### Exercise instructions
Exactly as written, repeat all of the records below.
*** Opening Supplied data ***
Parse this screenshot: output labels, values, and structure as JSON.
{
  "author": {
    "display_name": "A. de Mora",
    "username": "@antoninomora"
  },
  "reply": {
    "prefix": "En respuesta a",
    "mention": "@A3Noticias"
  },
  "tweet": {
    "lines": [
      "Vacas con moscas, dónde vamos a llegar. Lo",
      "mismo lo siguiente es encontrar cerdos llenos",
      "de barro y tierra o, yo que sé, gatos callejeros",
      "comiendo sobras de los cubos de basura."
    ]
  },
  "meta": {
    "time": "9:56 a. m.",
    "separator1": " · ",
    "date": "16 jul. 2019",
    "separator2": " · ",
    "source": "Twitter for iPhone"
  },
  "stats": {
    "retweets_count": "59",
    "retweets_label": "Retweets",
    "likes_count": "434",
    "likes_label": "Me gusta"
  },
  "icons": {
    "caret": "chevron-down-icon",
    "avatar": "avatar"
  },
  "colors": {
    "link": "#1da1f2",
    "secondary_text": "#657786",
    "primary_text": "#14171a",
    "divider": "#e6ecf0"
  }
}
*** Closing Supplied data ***
### Answer below
Parse this screenshot: output labels, values, and structure as JSON.
{
  "author": {
    "display_name": "A. de Mora",
    "username": "@antoninomora"
  },
  "reply": {
    "prefix": "En respuesta a",
    "mention": "@A3Noticias"
  },
  "tweet": {
    "lines": [
      "Vacas con moscas, dónde vamos a llegar. Lo",
      "mismo lo siguiente es encontrar cerdos llenos",
      "de barro y tierra o, yo que sé, gatos callejeros",
      "comiendo sobras de los cubos de basura."
    ]
  },
  "meta": {
    "time": "9:56 a. m.",
    "separator1": " · ",
    "date": "16 jul. 2019",
    "separator2": " · ",
    "source": "Twitter for iPhone"
  },
  "stats": {
    "retweets_count": "59",
    "retweets_label": "Retweets",
    "likes_count": "434",
    "likes_label": "Me gusta"
  },
  "icons": {
    "caret": "chevron-down-icon",
    "avatar": "avatar"
  },
  "colors": {
    "link": "#1da1f2",
    "secondary_text": "#657786",
    "primary_text": "#14171a",
    "divider": "#e6ecf0"
  }
}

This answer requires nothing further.